A stroll among '900 architectures. From Central Station to Palazzo Dell'informazione.

Try to enter Milano from Central Station - it is an immersive path, very significant of twentieth-century design production.

From Central Station

The axis that connects Duca d'Aosta Square with Repubblica Square is the result of 1km retreat which, at the beginning of the century, no longer seemed adequate to manage the flow of travelers. The low-and-white building was inaugurated in 1931, but its monumental features are not fully rationalist, because the project, realized by Ulisse Stacchini, is dated back to 1912, and reveals its liberty nature.

From Pirellone up to Turati Tower

Milano goes up to the sky

Just in front of the Station there is Gio Ponti’s Pirelli Tower - renamed as Pirellone (1960) - an absolute masterpiece that has remained unmatched among all recent skyscrapers, which can also be seen behind it: the Galfa tower, the Region building and, on the bottom, the Vertical Forest. It is possible to find other giants walking along modern arcades set in Vittor Pisani street: the Breda Tower (1951-1954), with its beautiful round skylight, on the corner with Tunisia street, designed by the same architect - Mattioni - which has built the Martini palace in Diaz Square. At the end of the road, instead, there is the Turati tower, designed by Giovanni and Lorenzo Muzio, tall its 75 meters.

From Turati street up to Palazzo dei Giornali
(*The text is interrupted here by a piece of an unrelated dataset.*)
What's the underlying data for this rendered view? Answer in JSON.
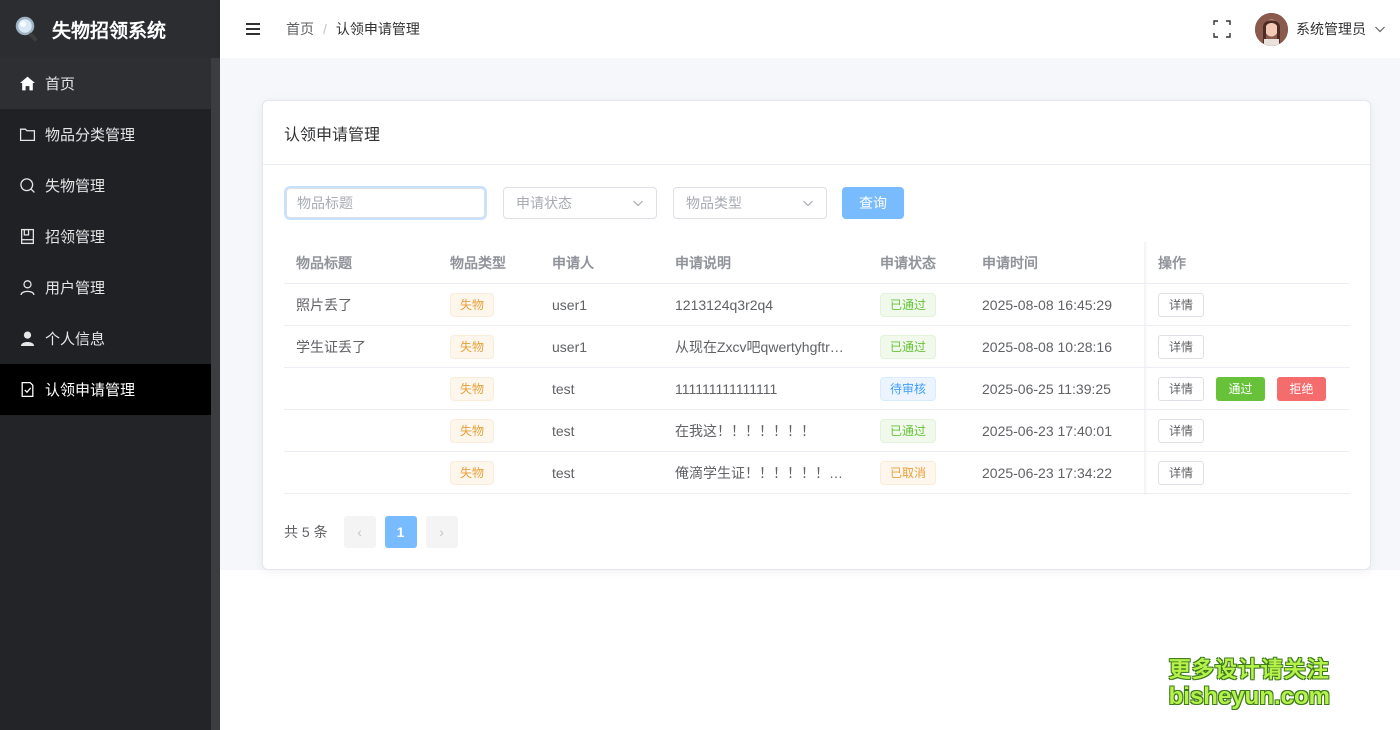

Turati street, in the same way, becomes a veritable road of wonders: it is possible to see the Serenissima Palace - ex Campari Palace - designed in the 60s by the Soncini brothers and recently restored by the Park Associati, followed by the mythological Ca 'Bruta, masterpiece by Muzio. Opposite, on the corner with via Moscova, the curved and green Montecatini Building, with its H-shaped plan - was realized by Gio Ponti in the late 30’s. The path can only end up triumphantly on the Information Palace, or Palazzo dei Giornali (formerly Palazzo del Popolo of Italy).